Wednesday, June 20, 2012
I have been deeply afraid of The People Under the Stairs since my childhood. When I say that, I mean I was literally afraid of the title. See, we had these basement stairs that were sort of ladder-like in that you could see right through to this dark pile of rubble behind them. Just the concept of "people under the stairs" was completely terrifying. Many times I bolted up those steps at night, imagining pale zombie-like hands reaching through and grabbing my ankles if I was just a second too slow.
Yesterday I actually saw the movie for the first time. It's an early '90s Wes Craven film and is pretty well-known, so I'm sure many of you realize how I felt in finally seeing that the movie is much more funny than it is scary. In fact, the awful representation of black people in the movie probably made me cringe more than anything else. In my defense though, there ARE creepy zombie-looking people who reach through walls and stuff, so my childhood fears were not completely unfounded. Still, it's a pretty fun movie and even has Rayanne Graff in it!
I now feel like I have fully confronted two of my four big childhood horror movie fears. All that's left now is Ghoulies and *It!
*It will never happen, that shit is legit terrifying.
Tuesday, June 19, 2012
Laid To Rest is a straightforward slasher, and who doesn't like that? The bonus is that the characters are a little less cliche and the action is a little less predictable than most slashers. The director is actually much more prolific in his work as a makeup and effects artist, so there are some pretty great gory deaths in there as well. Extra bonus for Sarah Connor Chronicles fans: Sarah AND John Connor!
Oh! This movie also gets points for being the first horror movie I have ever seen where they try to EMAIL the police. This movie will be about 5 times as amazing in 10-20 years.
Monday, June 18, 2012

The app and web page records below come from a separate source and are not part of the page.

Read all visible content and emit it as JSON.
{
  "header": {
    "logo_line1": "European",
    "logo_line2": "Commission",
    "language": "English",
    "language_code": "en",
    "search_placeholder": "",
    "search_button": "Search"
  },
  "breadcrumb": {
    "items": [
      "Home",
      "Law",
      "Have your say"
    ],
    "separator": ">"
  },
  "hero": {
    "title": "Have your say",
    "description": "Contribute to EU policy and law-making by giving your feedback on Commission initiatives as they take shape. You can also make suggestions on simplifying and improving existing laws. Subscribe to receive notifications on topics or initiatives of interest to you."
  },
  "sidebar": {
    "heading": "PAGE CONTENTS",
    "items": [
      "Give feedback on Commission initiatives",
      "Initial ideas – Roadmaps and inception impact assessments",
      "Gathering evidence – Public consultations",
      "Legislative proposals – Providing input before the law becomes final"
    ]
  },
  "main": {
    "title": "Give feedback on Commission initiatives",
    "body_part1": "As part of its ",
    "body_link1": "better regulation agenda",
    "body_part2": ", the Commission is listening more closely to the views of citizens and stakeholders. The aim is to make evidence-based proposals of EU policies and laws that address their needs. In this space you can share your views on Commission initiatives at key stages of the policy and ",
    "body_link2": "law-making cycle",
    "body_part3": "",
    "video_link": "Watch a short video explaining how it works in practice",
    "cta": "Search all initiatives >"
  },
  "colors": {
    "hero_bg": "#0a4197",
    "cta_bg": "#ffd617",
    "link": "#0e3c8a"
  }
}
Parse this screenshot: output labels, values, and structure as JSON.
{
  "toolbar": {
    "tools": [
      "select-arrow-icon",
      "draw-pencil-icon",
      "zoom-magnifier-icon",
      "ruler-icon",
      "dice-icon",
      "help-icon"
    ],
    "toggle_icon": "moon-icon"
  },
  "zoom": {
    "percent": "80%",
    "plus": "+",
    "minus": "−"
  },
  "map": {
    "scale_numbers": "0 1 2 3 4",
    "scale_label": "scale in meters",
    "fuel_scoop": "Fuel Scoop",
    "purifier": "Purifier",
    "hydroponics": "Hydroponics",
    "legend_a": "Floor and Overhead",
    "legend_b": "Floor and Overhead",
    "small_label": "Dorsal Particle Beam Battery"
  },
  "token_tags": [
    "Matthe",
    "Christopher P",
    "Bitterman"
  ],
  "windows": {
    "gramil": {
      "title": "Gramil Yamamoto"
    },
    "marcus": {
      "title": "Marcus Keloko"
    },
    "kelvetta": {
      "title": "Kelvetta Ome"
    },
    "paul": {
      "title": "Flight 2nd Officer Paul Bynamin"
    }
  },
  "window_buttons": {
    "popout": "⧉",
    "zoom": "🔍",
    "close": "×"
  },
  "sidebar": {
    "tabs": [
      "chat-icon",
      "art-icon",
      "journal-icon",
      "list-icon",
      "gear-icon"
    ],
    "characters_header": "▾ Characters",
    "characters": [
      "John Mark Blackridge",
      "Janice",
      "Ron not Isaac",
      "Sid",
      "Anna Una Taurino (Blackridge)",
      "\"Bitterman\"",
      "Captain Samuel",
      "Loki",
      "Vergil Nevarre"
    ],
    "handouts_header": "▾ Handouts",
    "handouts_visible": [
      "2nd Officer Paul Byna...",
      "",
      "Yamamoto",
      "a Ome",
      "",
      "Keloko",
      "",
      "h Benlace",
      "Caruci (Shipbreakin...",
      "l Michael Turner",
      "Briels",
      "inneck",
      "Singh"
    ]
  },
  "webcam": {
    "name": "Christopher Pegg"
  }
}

I actually almost turned this movie off near the beginning, because it seemed like it might go in a Cheerleader Ninjas direction (ie incredibly unwatchably bad), but by the end I grew to love it. I think the most unsettling thing about this movie is how real it is. I can absolutely see this situation going exactly this way in real life, which is why there are some scenes that are just uncomfortably awkward. But it's ok! Because real life and weird situations are often uncomfortably awkward! The girls in this movie start out seeming like stereotypes but become more recognizable and real as they go along. The last scene of this movie is probably my favorite, perfectly punctuated by Ruth's line: "We're just girls to them". See it.
The premise for this movie is actually pretty original, something that never fails to shock me in modern horror. It does, however, have a significant flaw: the ending. Which I could get over if the whole movie didn't make me so "OMG what's going to happen at the end???" It's like they had all kinds of great ideas for the setup and then were almost finished with the movie and realized they had to have some kind of ending so they just shot something they thought of at the last minute. In fact, I would strongly recommend this movie to writers, as it's an excellent example of how sometimes no ending is preferable to a poor ending.
Also, the weird attempt at a New Hampshire accent is kind of distracting if you're from New England and hate that sort of thing.
Slugs! What can you say about Slugs? It's pretty much exactly what you expect, but in a comforting kind of way. You want to watch a poorly-acted ridiculous '80s monster-type movie? Here you go. Enjoy your afternoon.
NOTE: Apparently there is some uncertainty as to whether this movie was released in 1988 or 1987. I don't really care, so I'm siding with IMDB and saying 1988.
NOTE: Apparently there is some uncertainty as to whether this movie was released in 1988 or 1987. I don't really care, so I'm siding with IMDB and saying 1988.